According to the International Handbook of Health Literacy, there are several ways health professionals can help patients take adequate care of themselves.
One is feedback learning, a method of checking that the patient has understood the information provided. The person is asked to explain back what was said to him. The goal is to test the professional’s ability to explain the information, not the patient’s ability to understand it.
Furthermore, instead of providing more information at once, it is recommended to break the information into smaller and easier-to-understand units. Medical professionals are also encouraged to use plain language and images, as well as offer help with paperwork.
However, due to overload, doctors do not see themselves as people who will educate patients. Only one medical faculty in Croatia has communication as the subject.
That is why the proposed measures include improving the communication skills of doctors and other medical personnel towards patients; strengthening the role of pharmacists in the health literacy of citizens and the development of new and improvement of existing communication channels of public health institutions.
The guidelines also suggest better labelling of medical spaces to make it easier for patients to find certain medical services, as well as improving the labelling of health-harmful products and services and developing new ways of informing about health. In addition to the media, it is necessary to strengthen the role and mandate of the Institute for Public Health and School Medicine concerning the development of health literacy programs, based on insight into regional and local conditions and needs.
It is also suggested to improve health literacy for vulnerable groups in the community, such as asylum seekers and Roma people.
The development of personal competencies of citizens for better finding, understanding, evaluating and using health information can be achieved by developing the critical thinking of young people and educating adults.
It is also recommended to encourage the development of the institutional framework, achieve better health literacy and monitor the effectiveness of future activities and record good practices, as well as repeat the measurement of the national level of health literacy.
Open drug discussions for patients
In addition to guidelines for health literacy, the observatory also made several recommendations, including those for drug policy. The public, that is, patients and their families, are completely excluded from the discussion on the inclusion of new drugs on the lists of the Croatian Institute for Health Insurance.
“Meetings of the Medicines Committee are not open to the public and there is no official mechanism for patients to contribute or receive any information about the process. The HZZO does not justify the inclusion of drugs on the lists at all, while the negatively evaluated proposals are argued with extremely short, templated explanations, from which it is not clear to the patients why a decision was made that the medicine is not financed from public funds”, the recommendations state.
Despite the significant increase in spending on medicines in the last ten years, which enabled great progress in the availability of new medicines to our patients, in 2021 only 35 of the 160 medicines registered with the European Medicines Agency from 2017 to 2020 were publicly financed in Croatia; many times less than in the more developed countries of Western Europe, but also significantly less than in most central European countries (Hungary, Czech Republic, Poland, etc.).

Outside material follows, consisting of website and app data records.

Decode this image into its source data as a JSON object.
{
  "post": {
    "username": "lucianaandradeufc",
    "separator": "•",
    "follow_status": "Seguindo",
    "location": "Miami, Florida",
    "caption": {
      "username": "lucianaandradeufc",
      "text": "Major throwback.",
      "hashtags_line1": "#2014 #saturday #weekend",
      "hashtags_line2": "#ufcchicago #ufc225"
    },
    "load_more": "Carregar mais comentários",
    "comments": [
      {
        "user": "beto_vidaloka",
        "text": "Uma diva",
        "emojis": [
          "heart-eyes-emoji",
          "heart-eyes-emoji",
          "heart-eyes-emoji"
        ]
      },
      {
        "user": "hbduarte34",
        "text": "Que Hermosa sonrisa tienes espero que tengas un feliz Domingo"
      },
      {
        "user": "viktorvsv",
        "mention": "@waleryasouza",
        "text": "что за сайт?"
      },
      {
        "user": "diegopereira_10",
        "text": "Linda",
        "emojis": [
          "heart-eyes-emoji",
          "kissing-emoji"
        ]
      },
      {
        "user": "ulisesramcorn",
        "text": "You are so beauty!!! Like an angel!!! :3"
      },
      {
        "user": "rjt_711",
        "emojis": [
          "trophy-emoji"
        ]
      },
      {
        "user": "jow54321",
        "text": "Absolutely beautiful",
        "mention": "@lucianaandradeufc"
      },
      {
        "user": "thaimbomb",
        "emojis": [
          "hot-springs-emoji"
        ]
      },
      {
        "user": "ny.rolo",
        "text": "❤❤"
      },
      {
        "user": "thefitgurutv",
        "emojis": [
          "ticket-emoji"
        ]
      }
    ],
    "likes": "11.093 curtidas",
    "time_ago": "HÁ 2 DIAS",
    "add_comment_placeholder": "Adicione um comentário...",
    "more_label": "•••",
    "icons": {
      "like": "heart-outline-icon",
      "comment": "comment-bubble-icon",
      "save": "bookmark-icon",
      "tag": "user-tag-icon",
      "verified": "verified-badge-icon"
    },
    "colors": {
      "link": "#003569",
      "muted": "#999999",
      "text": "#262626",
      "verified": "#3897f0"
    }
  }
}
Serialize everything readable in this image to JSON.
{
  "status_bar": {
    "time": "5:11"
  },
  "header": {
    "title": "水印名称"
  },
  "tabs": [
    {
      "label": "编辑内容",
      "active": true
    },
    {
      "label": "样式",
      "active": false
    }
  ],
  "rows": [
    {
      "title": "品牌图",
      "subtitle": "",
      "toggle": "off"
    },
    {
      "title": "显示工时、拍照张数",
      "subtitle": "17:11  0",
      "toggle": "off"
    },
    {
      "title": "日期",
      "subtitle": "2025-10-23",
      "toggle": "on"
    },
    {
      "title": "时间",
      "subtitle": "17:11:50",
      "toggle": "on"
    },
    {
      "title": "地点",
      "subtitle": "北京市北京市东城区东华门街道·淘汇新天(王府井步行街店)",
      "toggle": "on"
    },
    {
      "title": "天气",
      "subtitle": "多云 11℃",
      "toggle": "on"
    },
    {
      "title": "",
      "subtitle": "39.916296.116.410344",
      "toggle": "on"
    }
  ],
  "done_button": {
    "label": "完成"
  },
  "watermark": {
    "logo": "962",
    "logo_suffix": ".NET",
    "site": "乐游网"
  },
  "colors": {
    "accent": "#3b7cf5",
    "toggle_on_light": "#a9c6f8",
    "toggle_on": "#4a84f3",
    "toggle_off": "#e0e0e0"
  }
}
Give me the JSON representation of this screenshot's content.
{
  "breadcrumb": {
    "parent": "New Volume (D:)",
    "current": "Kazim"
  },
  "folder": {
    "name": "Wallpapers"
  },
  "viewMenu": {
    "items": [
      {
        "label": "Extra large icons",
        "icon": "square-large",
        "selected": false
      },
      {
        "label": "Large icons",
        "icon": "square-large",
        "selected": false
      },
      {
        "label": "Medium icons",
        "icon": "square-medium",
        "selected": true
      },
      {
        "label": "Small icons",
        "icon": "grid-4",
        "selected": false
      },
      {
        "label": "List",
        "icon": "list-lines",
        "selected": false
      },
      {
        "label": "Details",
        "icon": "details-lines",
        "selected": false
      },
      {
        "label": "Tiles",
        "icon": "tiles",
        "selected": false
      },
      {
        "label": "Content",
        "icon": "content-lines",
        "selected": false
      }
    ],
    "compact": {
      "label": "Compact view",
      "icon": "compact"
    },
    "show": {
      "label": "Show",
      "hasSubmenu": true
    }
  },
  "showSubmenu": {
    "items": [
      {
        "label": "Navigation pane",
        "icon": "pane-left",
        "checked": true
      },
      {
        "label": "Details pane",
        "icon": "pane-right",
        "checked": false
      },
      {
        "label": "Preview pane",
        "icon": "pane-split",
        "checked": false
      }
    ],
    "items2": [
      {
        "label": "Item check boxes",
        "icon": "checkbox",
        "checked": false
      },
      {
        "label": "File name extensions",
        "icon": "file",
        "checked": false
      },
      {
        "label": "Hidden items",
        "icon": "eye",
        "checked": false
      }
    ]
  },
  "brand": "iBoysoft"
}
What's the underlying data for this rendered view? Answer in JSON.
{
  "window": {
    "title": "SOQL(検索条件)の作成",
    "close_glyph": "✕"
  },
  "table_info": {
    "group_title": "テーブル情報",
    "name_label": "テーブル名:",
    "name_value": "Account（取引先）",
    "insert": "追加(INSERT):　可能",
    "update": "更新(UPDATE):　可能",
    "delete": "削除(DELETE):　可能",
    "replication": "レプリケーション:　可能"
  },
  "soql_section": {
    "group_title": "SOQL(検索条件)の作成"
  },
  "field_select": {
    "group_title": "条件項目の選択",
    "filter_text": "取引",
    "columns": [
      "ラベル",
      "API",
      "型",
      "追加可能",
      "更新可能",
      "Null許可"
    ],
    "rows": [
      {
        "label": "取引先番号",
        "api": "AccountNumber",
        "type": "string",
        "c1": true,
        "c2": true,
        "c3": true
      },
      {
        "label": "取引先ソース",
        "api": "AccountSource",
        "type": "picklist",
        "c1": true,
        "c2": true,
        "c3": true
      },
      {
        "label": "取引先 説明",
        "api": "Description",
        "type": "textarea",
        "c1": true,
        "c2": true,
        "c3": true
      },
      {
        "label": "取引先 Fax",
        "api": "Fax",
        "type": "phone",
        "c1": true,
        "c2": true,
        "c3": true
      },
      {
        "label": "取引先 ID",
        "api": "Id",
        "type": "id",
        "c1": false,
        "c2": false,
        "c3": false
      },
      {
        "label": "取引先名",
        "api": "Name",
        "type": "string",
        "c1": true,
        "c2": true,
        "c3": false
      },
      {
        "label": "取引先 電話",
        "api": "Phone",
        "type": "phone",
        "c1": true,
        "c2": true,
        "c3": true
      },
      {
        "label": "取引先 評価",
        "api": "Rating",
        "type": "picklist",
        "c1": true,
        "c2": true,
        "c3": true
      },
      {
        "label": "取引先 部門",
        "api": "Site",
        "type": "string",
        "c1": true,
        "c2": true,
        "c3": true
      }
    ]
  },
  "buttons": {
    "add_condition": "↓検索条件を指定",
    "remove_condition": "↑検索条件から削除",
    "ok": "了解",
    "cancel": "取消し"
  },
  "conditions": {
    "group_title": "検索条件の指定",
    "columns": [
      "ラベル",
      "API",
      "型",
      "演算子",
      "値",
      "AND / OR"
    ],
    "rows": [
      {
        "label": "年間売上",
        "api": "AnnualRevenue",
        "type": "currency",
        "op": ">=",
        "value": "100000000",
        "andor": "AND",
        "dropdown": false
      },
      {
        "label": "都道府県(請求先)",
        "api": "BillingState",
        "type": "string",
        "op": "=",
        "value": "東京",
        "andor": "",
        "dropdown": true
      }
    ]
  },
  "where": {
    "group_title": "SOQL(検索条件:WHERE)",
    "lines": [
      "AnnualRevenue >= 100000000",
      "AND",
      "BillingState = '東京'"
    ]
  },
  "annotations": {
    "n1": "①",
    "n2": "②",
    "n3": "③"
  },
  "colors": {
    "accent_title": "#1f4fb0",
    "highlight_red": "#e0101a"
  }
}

They point to Scotland as a positive example, which collects patient testimonials in the process of drug evaluation. The subject of formal statements prepared by patients includes the following: how the disease affects daily life, how well publicly funded drugs help patients manage their disease, whether the drug being evaluated would improve the patient’s quality of life, and how it would affect the patient’s family and those who provide them with care and whether the drug has any shortcomings compared to existing therapy.